At Lambeth, Indigenous Anglicans offer wisdom, heartache and a challenge to ‘sweep our house’

By Egan Millard
Posted Aug 1, 2022

The Rev. Paul Reynolds, Rose Elu, the Rev. Bradley Hauff and the Rt. Rev. Te Kitohi Pikaahu after the seminar on Indigenous topics at the Lambeth Conference on Aug. 1, 2022. Photo: Egan Millard/Episcopal News Service

[Episcopal News Service – Canterbury, England] Indigenous leaders from The Episcopal Church and across the Anglican Communion presented their perspectives at a Lambeth Conference seminar on Aug. 1, describing the specific challenges they have faced in their regions but also the importance of embracing Indigenous wisdom and theology to solve problems that affect everyone.

Members of the Anglican Indigenous Network also introduced an Indigenous encyclical they had compiled, putting the injustices they faced in a theological perspective, along with the church’s moral responsibility to address them.

The Rev. Bradley Hauff, The Episcopal Church’s missioner for Indigenous ministries, gave a presentation on residential schools in the United States and The Episcopal Church’s current efforts to learn the full extent of its involvement with them.

Hauff showed part of a video made by his office, “Speaking to the Church and the World,” in which Indigenous Episcopalians talk about their resilience amid intergenerational trauma, especially from residential schools. Some participants had attended the schools, which separated thousands of Indigenous children in the U.S. and Canada from their families, in many cases damaging their cultural connections and subjecting them to abuse.
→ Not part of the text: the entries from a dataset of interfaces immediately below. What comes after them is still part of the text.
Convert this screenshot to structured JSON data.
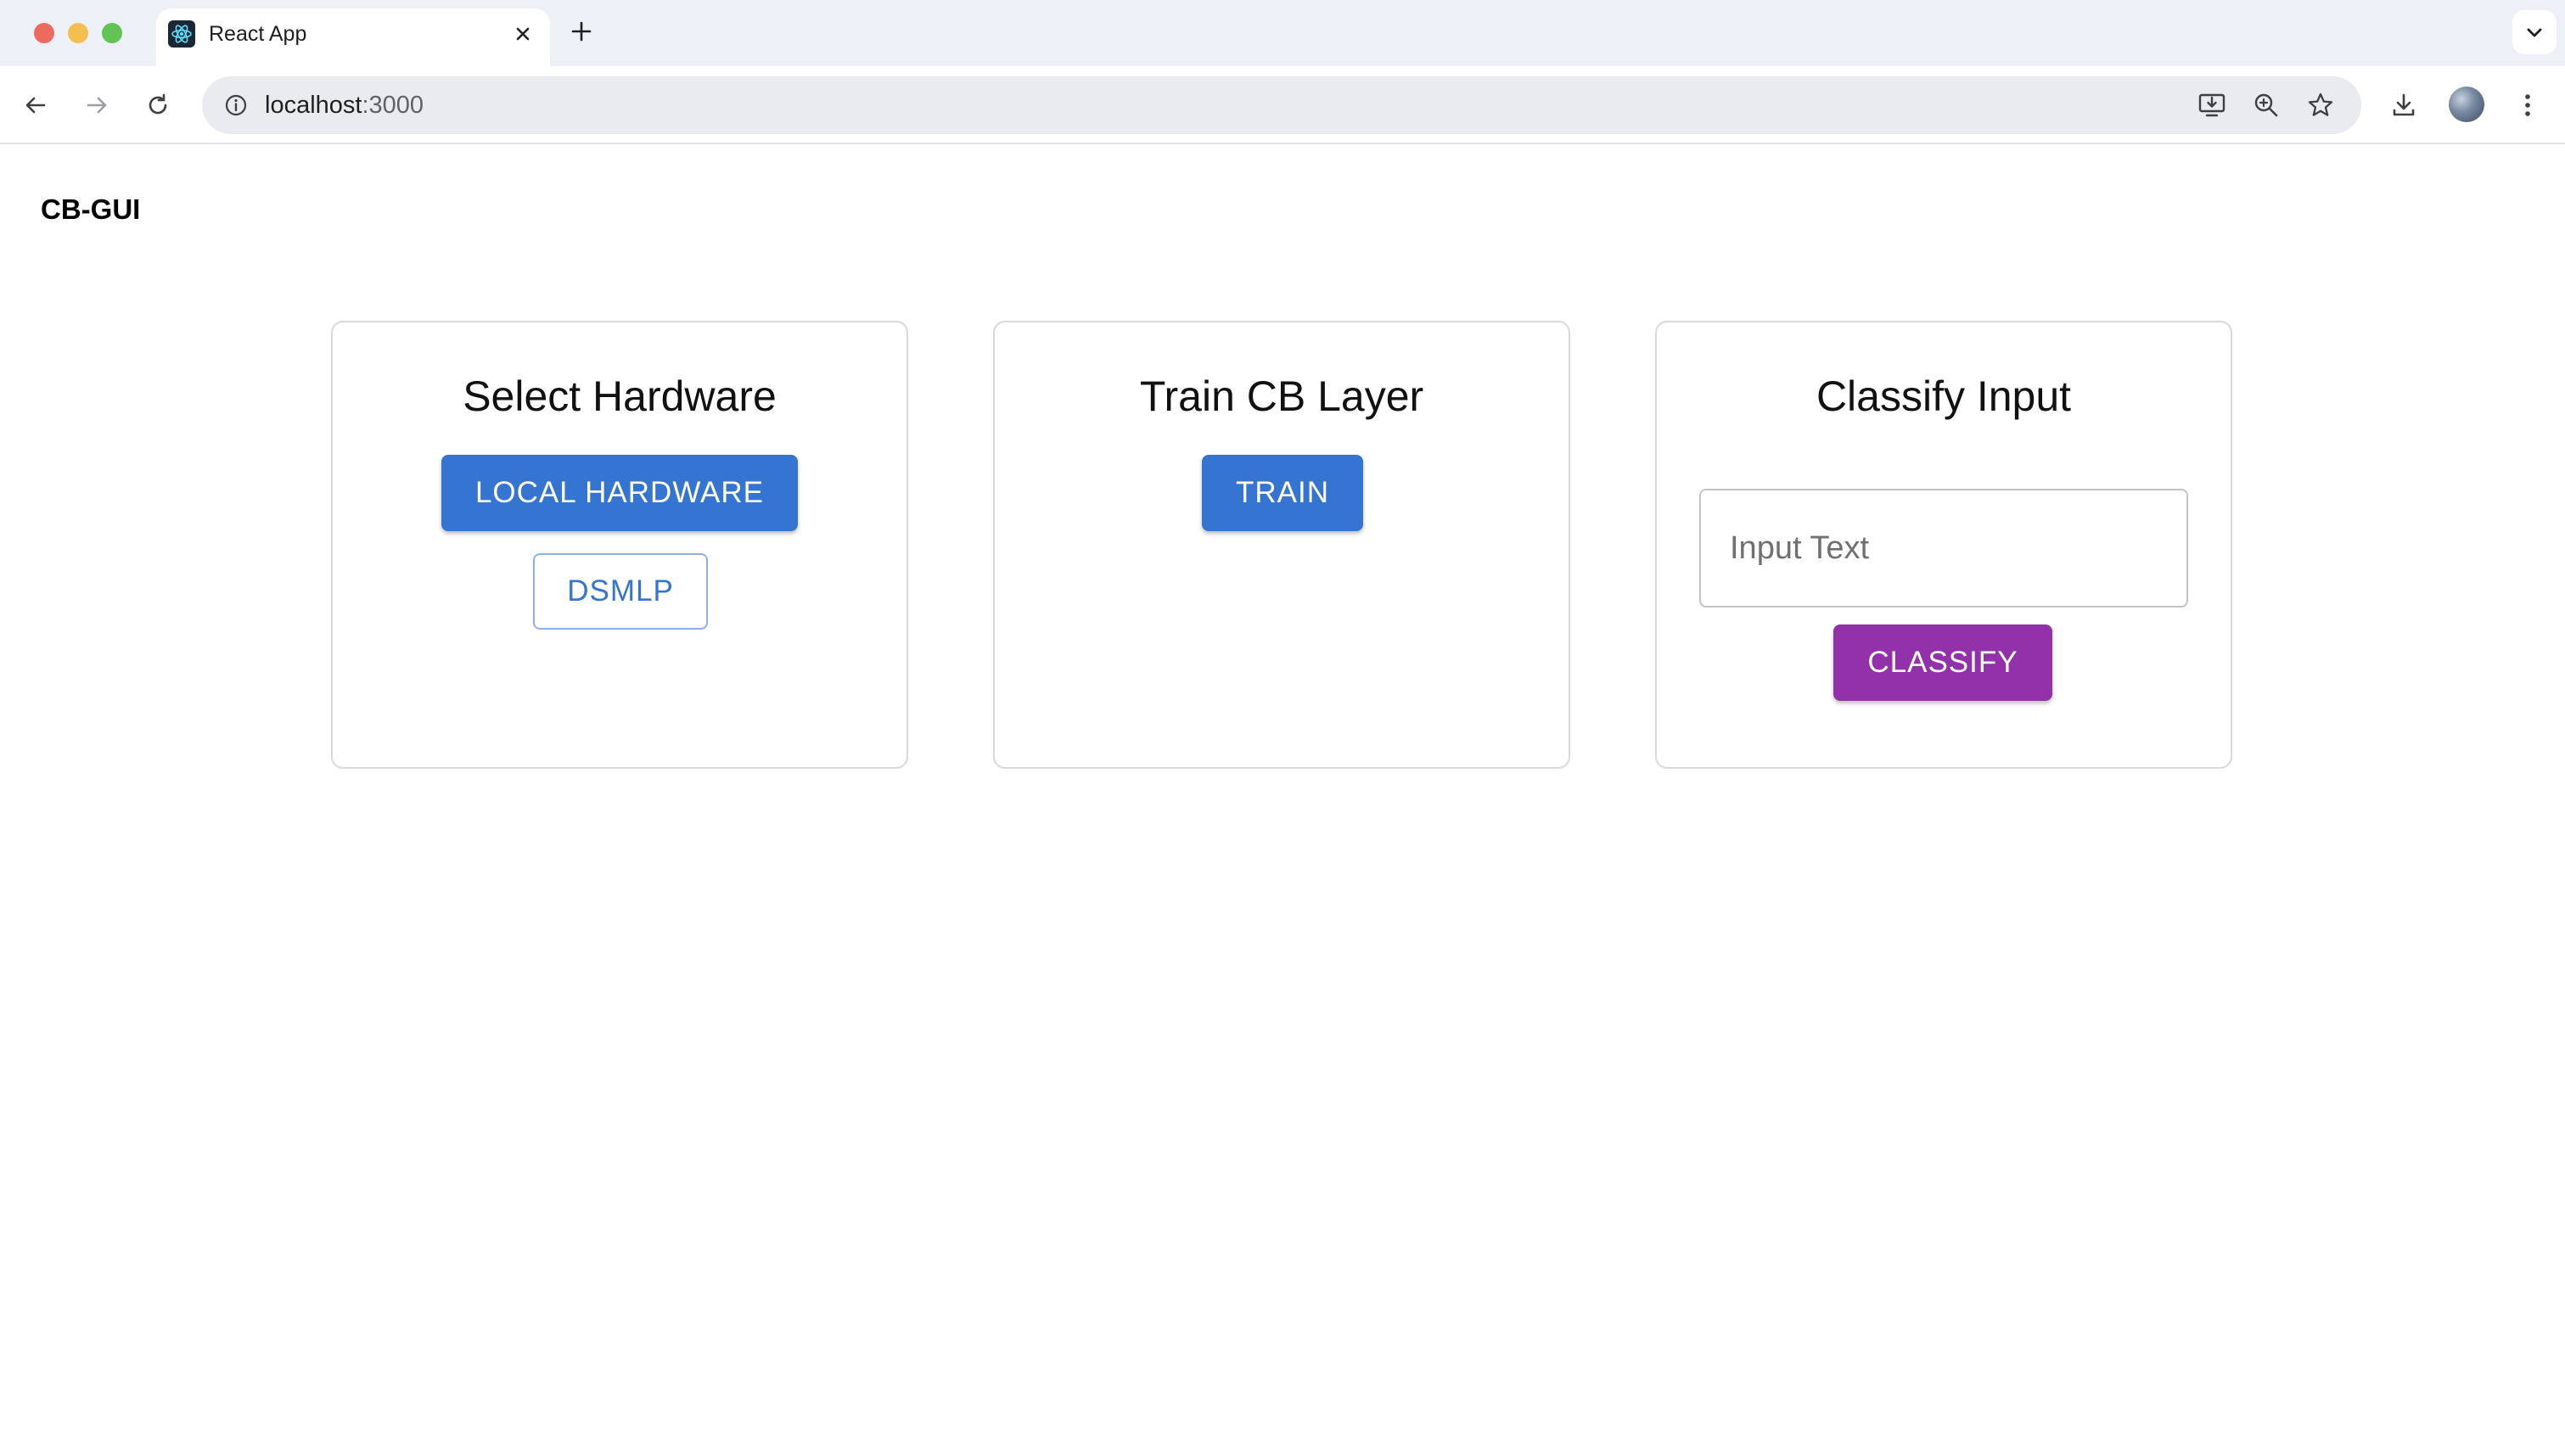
{
  "browser": {
    "tab": {
      "title": "React App"
    },
    "address": {
      "host": "localhost",
      "port": ":3000"
    }
  },
  "app": {
    "title": "CB-GUI"
  },
  "cards": {
    "hardware": {
      "title": "Select Hardware",
      "primary_label": "LOCAL HARDWARE",
      "secondary_label": "DSMLP"
    },
    "train": {
      "title": "Train CB Layer",
      "button_label": "TRAIN"
    },
    "classify": {
      "title": "Classify Input",
      "input_placeholder": "Input Text",
      "input_value": "",
      "button_label": "CLASSIFY"
    }
  },
  "colors": {
    "primary": "#3574d1",
    "secondary": "#9231aa"
  },
  "icons": [
    "react-logo-icon",
    "close-icon",
    "plus-icon",
    "chevron-down-icon",
    "back-arrow-icon",
    "forward-arrow-icon",
    "reload-icon",
    "info-icon",
    "install-app-icon",
    "zoom-icon",
    "star-icon",
    "download-icon",
    "profile-avatar",
    "kebab-menu-icon"
  ]
}
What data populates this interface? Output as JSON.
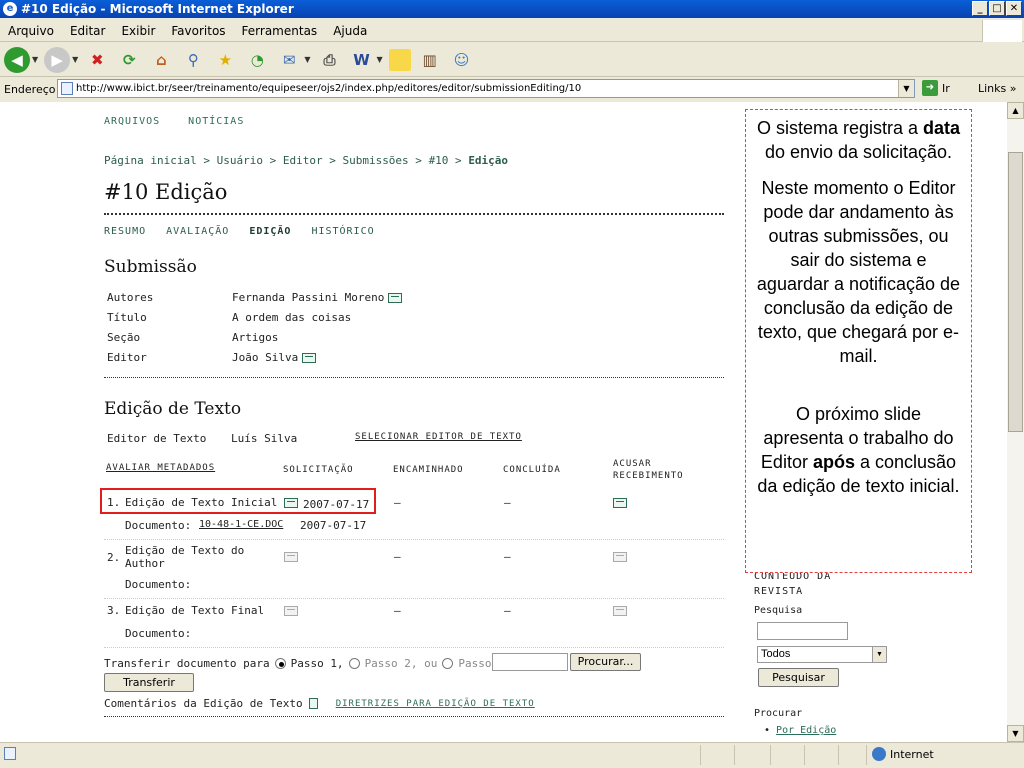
{
  "window": {
    "title": "#10 Edição - Microsoft Internet Explorer",
    "icon_name": "ie-icon"
  },
  "menu": [
    "Arquivo",
    "Editar",
    "Exibir",
    "Favoritos",
    "Ferramentas",
    "Ajuda"
  ],
  "address": {
    "label": "Endereço",
    "url": "http://www.ibict.br/seer/treinamento/equipeseer/ojs2/index.php/editores/editor/submissionEditing/10",
    "go_label": "Ir",
    "links_label": "Links"
  },
  "status": {
    "zone": "Internet"
  },
  "page": {
    "top_nav": [
      "ARQUIVOS",
      "NOTÍCIAS"
    ],
    "breadcrumb": [
      "Página inicial",
      "Usuário",
      "Editor",
      "Submissões",
      "#10"
    ],
    "breadcrumb_current": "Edição",
    "title": "#10 Edição",
    "tabs": [
      "RESUMO",
      "AVALIAÇÃO",
      "EDIÇÃO",
      "HISTÓRICO"
    ],
    "submission": {
      "heading": "Submissão",
      "rows": [
        {
          "key": "Autores",
          "value": "Fernanda Passini Moreno"
        },
        {
          "key": "Título",
          "value": "A ordem das coisas"
        },
        {
          "key": "Seção",
          "value": "Artigos"
        },
        {
          "key": "Editor",
          "value": "João Silva"
        }
      ]
    },
    "copyedit": {
      "heading": "Edição de Texto",
      "editor_label": "Editor de Texto",
      "editor_name": "Luís Silva",
      "select_link": "SELECIONAR EDITOR DE TEXTO",
      "review_metadata_link": "AVALIAR METADADOS",
      "columns": [
        "SOLICITAÇÃO",
        "ENCAMINHADO",
        "CONCLUÍDA",
        "ACUSAR",
        "RECEBIMENTO"
      ],
      "steps": [
        {
          "num": "1.",
          "label": "Edição de Texto Inicial",
          "request_date": "2007-07-17",
          "underway": "—",
          "complete": "—",
          "doc_label": "Documento:",
          "doc_link": "10-48-1-CE.DOC",
          "doc_date": "2007-07-17"
        },
        {
          "num": "2.",
          "label_line1": "Edição de Texto do",
          "label_line2": "Author",
          "underway": "—",
          "complete": "—",
          "doc_label": "Documento:"
        },
        {
          "num": "3.",
          "label": "Edição de Texto Final",
          "underway": "—",
          "complete": "—",
          "doc_label": "Documento:"
        }
      ],
      "transfer": {
        "label": "Transferir documento para",
        "step1": "Passo 1,",
        "step2": "Passo 2, ou",
        "step3": "Passo 3",
        "browse_label": "Procurar...",
        "submit_label": "Transferir"
      },
      "comments_label": "Comentários da Edição de Texto",
      "guidelines_link": "DIRETRIZES PARA EDIÇÃO DE TEXTO"
    },
    "sidebar": {
      "content_line1": "CONTEÚDO DA",
      "content_line2": "REVISTA",
      "search_label": "Pesquisa",
      "search_scope": "Todos",
      "search_button": "Pesquisar",
      "browse_label": "Procurar",
      "browse_item": "Por Edição"
    }
  },
  "callout": {
    "p1_before": "O sistema registra a",
    "p1_bold": "data",
    "p1_after": "do envio da solicitação.",
    "p2": "Neste momento o Editor pode dar andamento às outras submissões, ou sair do sistema e aguardar a notificação de conclusão da edição de texto, que chegará por e-mail.",
    "p3_before": "O próximo slide apresenta o trabalho do Editor",
    "p3_bold": "após",
    "p3_after": "a conclusão da edição de texto inicial."
  }
}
Hauff also discussed the experience of his father in a residential school.

The Episcopal Church, through its involvement in the U.S. government’s effort to assimilate Native Americans, operated at least nine and perhaps as many as 18 residential schools, Hauff said.

He also presented The Episcopal Church’s ongoing efforts to address the injustices perpetrated against Indigenous peoples. The church repudiated the “doctrine of discovery,” the basis for colonizing and assimilating Indigenous peoples, in 2009, and accompanied Native protestors at Standing Rock in North Dakota in 2016. In July, approved the creation of a commission to investigate the church’s complicity in the residential school system.

“Indigenous people in The Episcopal Church were very, very pleased that that has finally happened after all these years,” Hauff said. “There is much healing work to be done. And the process for that healing work, I’m pleased to say, is beginning.”

The Episcopal presentation also briefly touched on the climate crisis and its unique impact on Indigenous peoples. The erasure of Indigenous cultures is intertwined with the destruction of the natural world on which they depend, said the Rev. Rachel Taber-Hamilton, newly elected vice president of the House of Deputies of The Episcopal Church, in the video. Taber-Hamilton, a member of the Shackan First Nation, is the first Indigenous person to hold the role.

“We have Indigenous communities that are really, truly on the brink of extinction that is concurrent with species extinction,” she said.

Other seminar participants presented their personal experiences with the impacts of climate change, including Rose Elu, a member of the Anglican Indigenous Network Steering Group from the Torres Strait Islands. The low-lying islands between Australia and Papua New Guinea are acutely affected by flooding, with seawater intruding on homes and infrastructure even on calm-weather days. Recently, she said, it has even reached one island’s cemetery.

“People spent so much money for their loved ones to lay to rest [and] the high tide washed away the graves on the island,” she said. “People are saying, ‘God is telling us something.’ There’s so much interruptions. So much is happening in the world, on the land and on the ocean. It takes away the sustainability of our people. It takes away the freedom of our people. Now, who’s listening?”

The time for arguing about the climate crisis is long over, she said, and urgent action is needed.

“I don’t want to waste my time talking,” she said. “Each and every one of you is really looking at us, but I do not know how much you are capturing inside your head, how much you’re taking into your heart.

“I hope, [though] this presentation is disheartening, that we take away something, our homework, to be able to work with it and enlarge it in the four corners of the world and bring us all together one day.”

One part of that homework may be the Indigenous encyclical that the network has developed. The document is called “He Wero: Tahitahia Tō Tātou Whare,” which means, “A Challenge: Let’s Sweep Our House.” It relates, presenters said, both to the shared duty of caring for the planet and the internal work that churches need to do on reconciling and healing from its treatment of Indigenous peoples. It includes reflections (including some from Episcopalians), Indigenous spiritual concepts and theological resources such as Biblical expositions.

“This resource unpacks our story as Indigenous people of faith and includes a list of theological reflective questions at the end that intend to provoke thought and in discussion,” said the Rev. Paul Reynolds, secretary of the Anglican Indigenous Network.

Reynolds added that the encyclical is a work in progress and expressed a desire to see more Indigenous people on Anglican Communion theological and liturgical bodies.

Correction: An earlier version of this story mischaracterized the status of the Indigenous encyclical. 

– Egan Millard is an assistant editor and reporter for Episcopal News Service. He can be reached at